  “It’s this moralistic right/wrong bullshit. It’s like you’re infected. Don’t do this, don’t do that. Thou shalt not steal the test answers. Thou shalt not sell thine term papers and make a shitload. Thou shalt not do anything. It’s a freaking disease.”

  Eric had heard the speech before, and he finally had his comeback ready. “Oh yeah? I hope it’s not an STD, or I might have given it to your mother last night.”

  Schwarz snorted back a laugh, and Max, groaning, shook his head in disgust. “First of all, I think the term you’re looking for is yo mama,” he said. “Second of all …” He pulled out his cell phone and pretended to take a call. “It’s Comedy Central. They say don’t quit your day job.”

  “Put the test answers back, Max.”

  Max glared at Eric, but slid the paper back into Ambruster’s desk. “If you’d just get over it, we’d be rich by now.”

  “If I didn’t say no once in a while, we’d be in prison by now.”

  “Excuse me?” Schwarz began again, timidly.

  Once again, the answer came back angry and in unison. “What?”

  Schwarz spread his arms to encompass their masterpiece, the orderly silhouettes of desk after desk, the inspirational posters blowing in the wind. “It is beautiful, isn’t it?”

  It was.

  Three proud smiles. Three quiet sighs.
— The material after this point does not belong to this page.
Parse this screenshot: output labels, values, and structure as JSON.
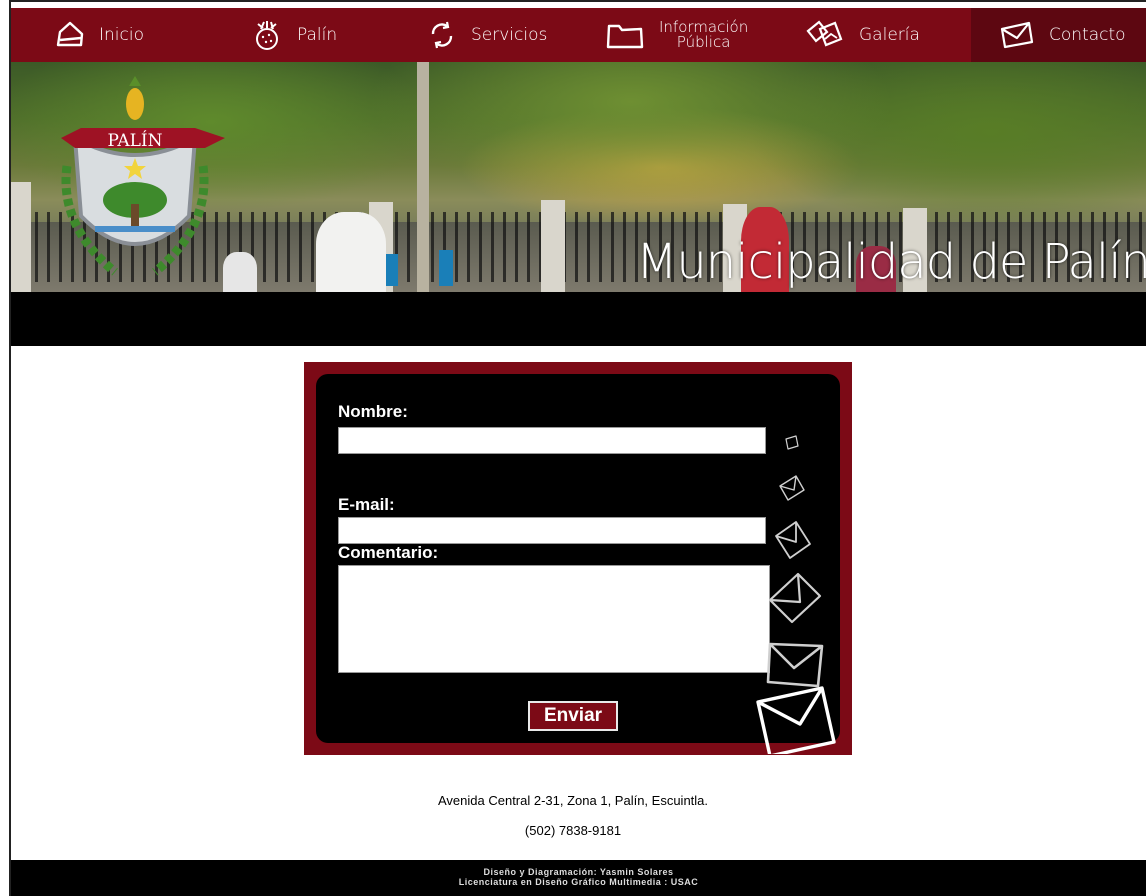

And one silent look exchanged among them, confirming that they all agreed: Whatever the risk, whatever their motives, whatever the consequences, this moment was worth it.

  “Now can we please get off the roof?” Schwarz led the way down, holding his breath until his feet brus
hed grass. And a moment later, the three of them disappeared into the night.

  It was their final dry run, their final game in the minor leagues. Max was the only one who knew it, because Max already had the plan crawling through his mind, the idea he couldn’t let go. He hadn’t said anything yet, but he would, soon—because up on that roof, he decided it was time. The hack on Dr. Evil had gone so effortlessly, with almost a hint of boredom. It was child’s play, and Max was getting tired of toys.

  He knew the idea was worthy.

  He knew the plan was ready—and so were they.

  I wasn’t there, of course. But I’ve pieced it together, tried to sift the truth from the lies, eliminate the contradictions. And I’ve tried to be a faithful reporter of the facts, even the ones that don’t make me look very good.

  Maybe even especially those.

  The three of them agreed not to broadcast what they’d done. But much as I know now, close as I’ve gotten to the center of things, I’m still not one of them, not really. And that means that I never agreed to anything. I’m not bound. I can do what I want—and I want to speak.